“I have seen a few groups of jakes and am hearing from others who are seeing good numbers of them also,” said Doug Little, a wildlife biologist and conservation field manager for the National Wild Turkey Federation. “That creates optimism looking ahead.”
New York’s May 1 regular season spring gobbler kickoff opened to wet – in some areas soaking wet – weather across the state. Even so, the opening day harvest ran about 25 percent higher than last year.
But DEC wildlife biologist Mike Schiavone said that was primarily a product of the weekend opening day, which occurred on a Sunday.
“But good production last summer and a mild winter also contributed to this increase, as well as the overall increase in take when compared to last year,” Schiavone said.
DEC’s preliminary numbers showed the reported take was up about 5 percent overall, including a 30 percent jump in the reported kill by youth hunters during that two-day offering the weekend ahead of the regular season.
“Good weather likely resulted in good participation (during the youth hunt) and there were more birds on the landscape than last year,” Schiavone said.
Youth hunters last year shot 1,131 birds.
The early portion of the state’s regular spring gobbler season was marked by cool, wet weather across much of the state.
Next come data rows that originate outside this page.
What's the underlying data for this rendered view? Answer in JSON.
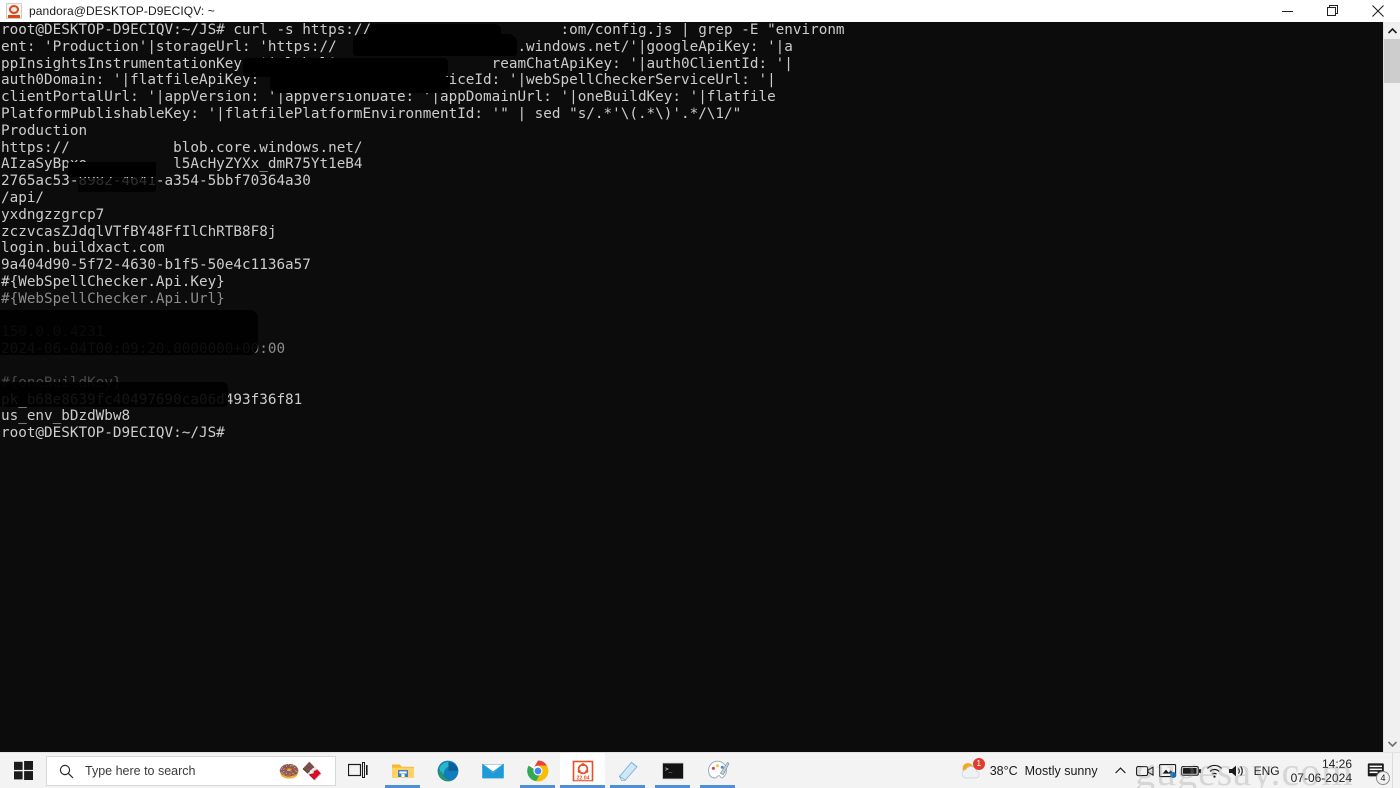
{
  "window": {
    "title": "pandora@DESKTOP-D9ECIQV: ~",
    "icon": "ubuntu-icon",
    "minimize_label": "Minimize",
    "maximize_label": "Restore",
    "close_label": "Close"
  },
  "terminal": {
    "lines": [
      {
        "text": "root@DESKTOP-D9ECIQV:~/JS# curl -s https://app.                  :om/config.js | grep -E \"environm",
        "tone": "normal"
      },
      {
        "text": "ent: 'Production'|storageUrl: 'https://                  ore.windows.net/'|googleApiKey: '|a",
        "tone": "normal"
      },
      {
        "text": "ppInsightsInstrumentationKey: '|globalA                  reamChatApiKey: '|auth0ClientId: '|",
        "tone": "normal"
      },
      {
        "text": "auth0Domain: '|flatfileApiKey: '|webSpellCheckerServiceId: '|webSpellCheckerServiceUrl: '|",
        "tone": "normal"
      },
      {
        "text": "clientPortalUrl: '|appVersion: '|appVersionDate: '|appDomainUrl: '|oneBuildKey: '|flatfile",
        "tone": "normal"
      },
      {
        "text": "PlatformPublishableKey: '|flatfilePlatformEnvironmentId: '\" | sed \"s/.*'\\(.*\\)'.*/\\1/\"",
        "tone": "normal"
      },
      {
        "text": "Production",
        "tone": "normal"
      },
      {
        "text": "https://            blob.core.windows.net/",
        "tone": "normal"
      },
      {
        "text": "AIzaSyBpxo          l5AcHyZYXx_dmR75Yt1eB4",
        "tone": "normal"
      },
      {
        "text": "2765ac53-8982-4641-a354-5bbf70364a30",
        "tone": "normal"
      },
      {
        "text": "/api/",
        "tone": "normal"
      },
      {
        "text": "yxdngzzgrcp7",
        "tone": "normal"
      },
      {
        "text": "zczvcasZJdqlVTfBY48FfIlChRTB8F8j",
        "tone": "normal"
      },
      {
        "text": "login.buildxact.com",
        "tone": "normal"
      },
      {
        "text": "9a404d90-5f72-4630-b1f5-50e4c1136a57",
        "tone": "normal"
      },
      {
        "text": "#{WebSpellChecker.Api.Key}",
        "tone": "normal"
      },
      {
        "text": "#{WebSpellChecker.Api.Url}",
        "tone": "dim"
      },
      {
        "text": "",
        "tone": "normal"
      },
      {
        "text": "150.0.0.4231",
        "tone": "dimmer"
      },
      {
        "text": "2024-06-04T00:09:20.0000000+00:00",
        "tone": "dim"
      },
      {
        "text": "",
        "tone": "normal"
      },
      {
        "text": "#{oneBuildKey}",
        "tone": "faint"
      },
      {
        "text": "pk_b68e8639fc40497690ca06d493f36f81",
        "tone": "normal"
      },
      {
        "text": "us_env_bDzdWbw8",
        "tone": "normal"
      },
      {
        "text": "root@DESKTOP-D9ECIQV:~/JS#",
        "tone": "normal"
      }
    ],
    "scrollbar": {
      "up_arrow": "chevron-up-icon",
      "down_arrow": "chevron-down-icon"
    }
  },
  "taskbar": {
    "start_label": "Start",
    "search": {
      "placeholder": "Type here to search",
      "icon": "search-icon",
      "doodle_donut": "🍩",
      "doodle_eclair": "🍫"
    },
    "task_view_label": "Task View",
    "apps": [
      {
        "name": "file-explorer",
        "label": "File Explorer",
        "active": false,
        "running": true
      },
      {
        "name": "microsoft-edge",
        "label": "Microsoft Edge",
        "active": false,
        "running": false
      },
      {
        "name": "mail",
        "label": "Mail",
        "active": false,
        "running": false
      },
      {
        "name": "google-chrome",
        "label": "Google Chrome",
        "active": false,
        "running": true
      },
      {
        "name": "ubuntu-2204",
        "label": "Ubuntu 22.04",
        "active": true,
        "running": true,
        "badge": "22.04"
      },
      {
        "name": "sticky-notes",
        "label": "Sticky Notes",
        "active": false,
        "running": true
      },
      {
        "name": "command-prompt",
        "label": "Command Prompt",
        "active": false,
        "running": true
      },
      {
        "name": "paint",
        "label": "Paint",
        "active": false,
        "running": true
      }
    ],
    "tray": {
      "weather": {
        "temperature": "38°C",
        "condition": "Mostly sunny",
        "badge": "1"
      },
      "chevron_label": "Show hidden icons",
      "icons": [
        {
          "name": "meet-now-icon",
          "label": "Meet Now"
        },
        {
          "name": "onedrive-icon",
          "label": "OneDrive"
        },
        {
          "name": "battery-icon",
          "label": "Battery"
        },
        {
          "name": "network-icon",
          "label": "Network"
        },
        {
          "name": "volume-icon",
          "label": "Volume"
        }
      ],
      "language": "ENG",
      "clock": {
        "time": "14:26",
        "date": "07-06-2024"
      },
      "notifications_badge": "4"
    }
  },
  "watermark": "gugesay.com",
  "colors": {
    "terminal_bg": "#0c0c0c",
    "terminal_fg": "#cccccc",
    "taskbar_bg": "#f3f3f3",
    "accent": "#4f8fd8",
    "ubuntu_orange": "#dd4814",
    "badge_red": "#e03b2f"
  }
}
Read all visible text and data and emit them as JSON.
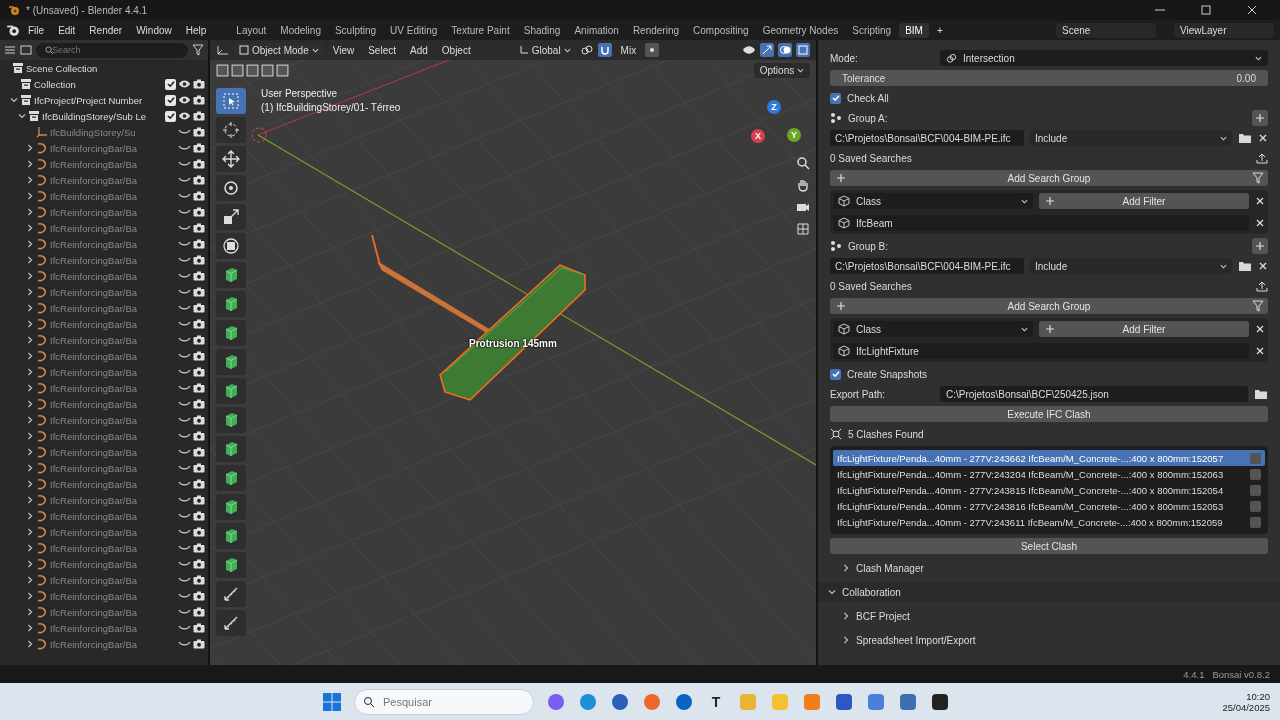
{
  "window": {
    "title": "* (Unsaved) - Blender 4.4.1"
  },
  "menu_bar": {
    "menus": [
      "File",
      "Edit",
      "Render",
      "Window",
      "Help"
    ],
    "workspaces": [
      {
        "label": "Layout",
        "selected": false
      },
      {
        "label": "Modeling",
        "selected": false
      },
      {
        "label": "Sculpting",
        "selected": false
      },
      {
        "label": "UV Editing",
        "selected": false
      },
      {
        "label": "Texture Paint",
        "selected": false
      },
      {
        "label": "Shading",
        "selected": false
      },
      {
        "label": "Animation",
        "selected": false
      },
      {
        "label": "Rendering",
        "selected": false
      },
      {
        "label": "Compositing",
        "selected": false
      },
      {
        "label": "Geometry Nodes",
        "selected": false
      },
      {
        "label": "Scripting",
        "selected": false
      },
      {
        "label": "BIM",
        "selected": true
      }
    ],
    "add_tab": "+",
    "scene": "Scene",
    "view_layer": "ViewLayer"
  },
  "outliner": {
    "search": {
      "placeholder": "Search"
    },
    "items": [
      {
        "label": "Scene Collection",
        "kind": "scene",
        "children": [
          {
            "label": "Collection",
            "kind": "collection",
            "checked": true,
            "visible": true
          },
          {
            "label": "IfcProject/Project Number",
            "kind": "collection",
            "expanded": true,
            "checked": true,
            "visible": true,
            "children": [
              {
                "label": "IfcBuildingStorey/Sub Le",
                "kind": "collection",
                "expanded": true,
                "checked": true,
                "visible": true,
                "children": [
                  {
                    "label": "IfcBuildingStorey/Su",
                    "kind": "empty",
                    "visible": false
                  },
                  {
                    "label": "IfcReinforcingBar/Ba",
                    "kind": "bar",
                    "expanded": false,
                    "visible": false
                  },
                  {
                    "label": "IfcReinforcingBar/Ba",
                    "kind": "bar",
                    "expanded": false,
                    "visible": false
                  },
                  {
                    "label": "IfcReinforcingBar/Ba",
                    "kind": "bar",
                    "expanded": false,
                    "visible": false
                  },
                  {
                    "label": "IfcReinforcingBar/Ba",
                    "kind": "bar",
                    "expanded": false,
                    "visible": false
                  },
                  {
                    "label": "IfcReinforcingBar/Ba",
                    "kind": "bar",
                    "expanded": false,
                    "visible": false
                  },
                  {
                    "label": "IfcReinforcingBar/Ba",
                    "kind": "bar",
                    "expanded": false,
                    "visible": false
                  },
                  {
                    "label": "IfcReinforcingBar/Ba",
                    "kind": "bar",
                    "expanded": false,
                    "visible": false
                  },
                  {
                    "label": "IfcReinforcingBar/Ba",
                    "kind": "bar",
                    "expanded": false,
                    "visible": false
                  },
                  {
                    "label": "IfcReinforcingBar/Ba",
                    "kind": "bar",
                    "expanded": false,
                    "visible": false
                  },
                  {
                    "label": "IfcReinforcingBar/Ba",
                    "kind": "bar",
                    "expanded": false,
                    "visible": false
                  },
                  {
                    "label": "IfcReinforcingBar/Ba",
                    "kind": "bar",
                    "expanded": false,
                    "visible": false
                  },
                  {
                    "label": "IfcReinforcingBar/Ba",
                    "kind": "bar",
                    "expanded": false,
                    "visible": false
                  },
                  {
                    "label": "IfcReinforcingBar/Ba",
                    "kind": "bar",
                    "expanded": false,
                    "visible": false
                  },
                  {
                    "label": "IfcReinforcingBar/Ba",
                    "kind": "bar",
                    "expanded": false,
                    "visible": false
                  },
                  {
                    "label": "IfcReinforcingBar/Ba",
                    "kind": "bar",
                    "expanded": false,
                    "visible": false
                  },
                  {
                    "label": "IfcReinforcingBar/Ba",
                    "kind": "bar",
                    "expanded": false,
                    "visible": false
                  },
                  {
                    "label": "IfcReinforcingBar/Ba",
                    "kind": "bar",
                    "expanded": false,
                    "visible": false
                  },
                  {
                    "label": "IfcReinforcingBar/Ba",
                    "kind": "bar",
                    "expanded": false,
                    "visible": false
                  },
                  {
                    "label": "IfcReinforcingBar/Ba",
                    "kind": "bar",
                    "expanded": false,
                    "visible": false
                  },
                  {
                    "label": "IfcReinforcingBar/Ba",
                    "kind": "bar",
                    "expanded": false,
                    "visible": false
                  },
                  {
                    "label": "IfcReinforcingBar/Ba",
                    "kind": "bar",
                    "expanded": false,
                    "visible": false
                  },
                  {
                    "label": "IfcReinforcingBar/Ba",
                    "kind": "bar",
                    "expanded": false,
                    "visible": false
                  },
                  {
                    "label": "IfcReinforcingBar/Ba",
                    "kind": "bar",
                    "expanded": false,
                    "visible": false
                  },
                  {
                    "label": "IfcReinforcingBar/Ba",
                    "kind": "bar",
                    "expanded": false,
                    "visible": false
                  },
                  {
                    "label": "IfcReinforcingBar/Ba",
                    "kind": "bar",
                    "expanded": false,
                    "visible": false
                  },
                  {
                    "label": "IfcReinforcingBar/Ba",
                    "kind": "bar",
                    "expanded": false,
                    "visible": false
                  },
                  {
                    "label": "IfcReinforcingBar/Ba",
                    "kind": "bar",
                    "expanded": false,
                    "visible": false
                  },
                  {
                    "label": "IfcReinforcingBar/Ba",
                    "kind": "bar",
                    "expanded": false,
                    "visible": false
                  },
                  {
                    "label": "IfcReinforcingBar/Ba",
                    "kind": "bar",
                    "expanded": false,
                    "visible": false
                  },
                  {
                    "label": "IfcReinforcingBar/Ba",
                    "kind": "bar",
                    "expanded": false,
                    "visible": false
                  },
                  {
                    "label": "IfcReinforcingBar/Ba",
                    "kind": "bar",
                    "expanded": false,
                    "visible": false
                  },
                  {
                    "label": "IfcReinforcingBar/Ba",
                    "kind": "bar",
                    "expanded": false,
                    "visible": false
                  }
                ]
              }
            ]
          }
        ]
      }
    ]
  },
  "viewport": {
    "mode": "Object Mode",
    "menus": [
      "View",
      "Select",
      "Add",
      "Object"
    ],
    "orientation": "Global",
    "snap_target": "Mix",
    "options": "Options",
    "view_name": "User Perspective",
    "active_object": "(1) IfcBuildingStorey/01- Térreo",
    "measure_label": "Protrusion 145mm",
    "gizmo_axes": [
      "Z",
      "Y",
      "X"
    ],
    "tools": [
      {
        "kind": "select",
        "selected": true
      },
      {
        "kind": "cursor",
        "selected": false
      },
      {
        "kind": "move",
        "selected": false
      },
      {
        "kind": "rotate",
        "selected": false
      },
      {
        "kind": "scale",
        "selected": false
      },
      {
        "kind": "transform",
        "selected": false
      },
      {
        "kind": "bim",
        "selected": false
      },
      {
        "kind": "bim",
        "selected": false
      },
      {
        "kind": "bim",
        "selected": false
      },
      {
        "kind": "bim",
        "selected": false
      },
      {
        "kind": "bim",
        "selected": false
      },
      {
        "kind": "bim",
        "selected": false
      },
      {
        "kind": "bim",
        "selected": false
      },
      {
        "kind": "bim",
        "selected": false
      },
      {
        "kind": "bim",
        "selected": false
      },
      {
        "kind": "bim",
        "selected": false
      },
      {
        "kind": "bim",
        "selected": false
      },
      {
        "kind": "measure",
        "selected": false
      },
      {
        "kind": "measure",
        "selected": false
      }
    ]
  },
  "properties": {
    "mode": {
      "label": "Mode:",
      "value": "Intersection"
    },
    "tolerance": {
      "label": "Tolerance",
      "value": "0.00"
    },
    "check_all": {
      "label": "Check All",
      "checked": true
    },
    "groups": [
      {
        "label": "Group A:",
        "file": "C:\\Projetos\\Bonsai\\BCF\\004-BIM-PE.ifc",
        "option": "Include",
        "saved_searches": "0 Saved Searches",
        "add_search_group": "Add Search Group",
        "filter_field": "Class",
        "add_filter": "Add Filter",
        "filter_value": "IfcBeam"
      },
      {
        "label": "Group B:",
        "file": "C:\\Projetos\\Bonsai\\BCF\\004-BIM-PE.ifc",
        "option": "Include",
        "saved_searches": "0 Saved Searches",
        "add_search_group": "Add Search Group",
        "filter_field": "Class",
        "add_filter": "Add Filter",
        "filter_value": "IfcLightFixture"
      }
    ],
    "create_snapshots": {
      "label": "Create Snapshots",
      "checked": true
    },
    "export_path": {
      "label": "Export Path:",
      "value": "C:\\Projetos\\Bonsai\\BCF\\250425.json"
    },
    "execute_button": "Execute IFC Clash",
    "clashes_found": "5 Clashes Found",
    "clashes": [
      {
        "a": "IfcLightFixture/Penda...40mm - 277V:243662",
        "b": "IfcBeam/M_Concrete-...:400 x 800mm:152057",
        "selected": true,
        "checked": false
      },
      {
        "a": "IfcLightFixture/Penda...40mm - 277V:243204",
        "b": "IfcBeam/M_Concrete-...:400 x 800mm:152063",
        "selected": false,
        "checked": false
      },
      {
        "a": "IfcLightFixture/Penda...40mm - 277V:243815",
        "b": "IfcBeam/M_Concrete-...:400 x 800mm:152054",
        "selected": false,
        "checked": false
      },
      {
        "a": "IfcLightFixture/Penda...40mm - 277V:243816",
        "b": "IfcBeam/M_Concrete-...:400 x 800mm:152053",
        "selected": false,
        "checked": false
      },
      {
        "a": "IfcLightFixture/Penda...40mm - 277V:243611",
        "b": "IfcBeam/M_Concrete-...:400 x 800mm:152059",
        "selected": false,
        "checked": false
      }
    ],
    "select_button": "Select Clash",
    "sections": [
      {
        "label": "Clash Manager",
        "expanded": false
      },
      {
        "label": "Collaboration",
        "expanded": true,
        "children": [
          {
            "label": "BCF Project",
            "expanded": false
          },
          {
            "label": "Spreadsheet Import/Export",
            "expanded": false
          }
        ]
      }
    ]
  },
  "status_bar": {
    "version": "4.4.1",
    "addon": "Bonsai v0.8.2"
  },
  "taskbar": {
    "search": {
      "placeholder": "Pesquisar"
    },
    "letter_app": "T",
    "time": "10:20",
    "date": "25/04/2025"
  }
}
Gobbling activity slowed and frustrated many hunters.
“But things picked up as the month wore on,” Schiavone said.
Little said, too, the early part of the season was “a struggle for me and a lot of hunters that I have heard from across the state.”
In addition to the weather, the jakes also muddied up several hunts by harassing longbeards, he said.
“Those groups of jakes have the ability to keep a longbeard or two at bay in the pecking order. An example of that happened to me on opening morning when four jakes got rough with the longbeard I was hoping to work across a field,” he said.
While New York’s spring gobbler kill is likely to top 20,000 birds this season, that’s a far cry from the record high of 35,625 less than 10 years ago.
New York’s tom take has plummeted sharply since 2008 (32,936) and 2009 (34,644), dropping to 25,807 in 2010; 18,738 in 2011; 19,038 in 2012; 21,515 in 2013; 23,203 in 2014 and 19,840 last spring.
Mother Nature, in the form of severe winters and poor nesting and brood-rearing conditions, were the primary factor. But DEC biologists are conducting ongoing studies showing predation is having an impact on bird numbers, particularly on nesting hens in the spring.
Consecutive years of what Schiavone calls “decent” production, as well as last winter’s mild weather, have helped turn things around.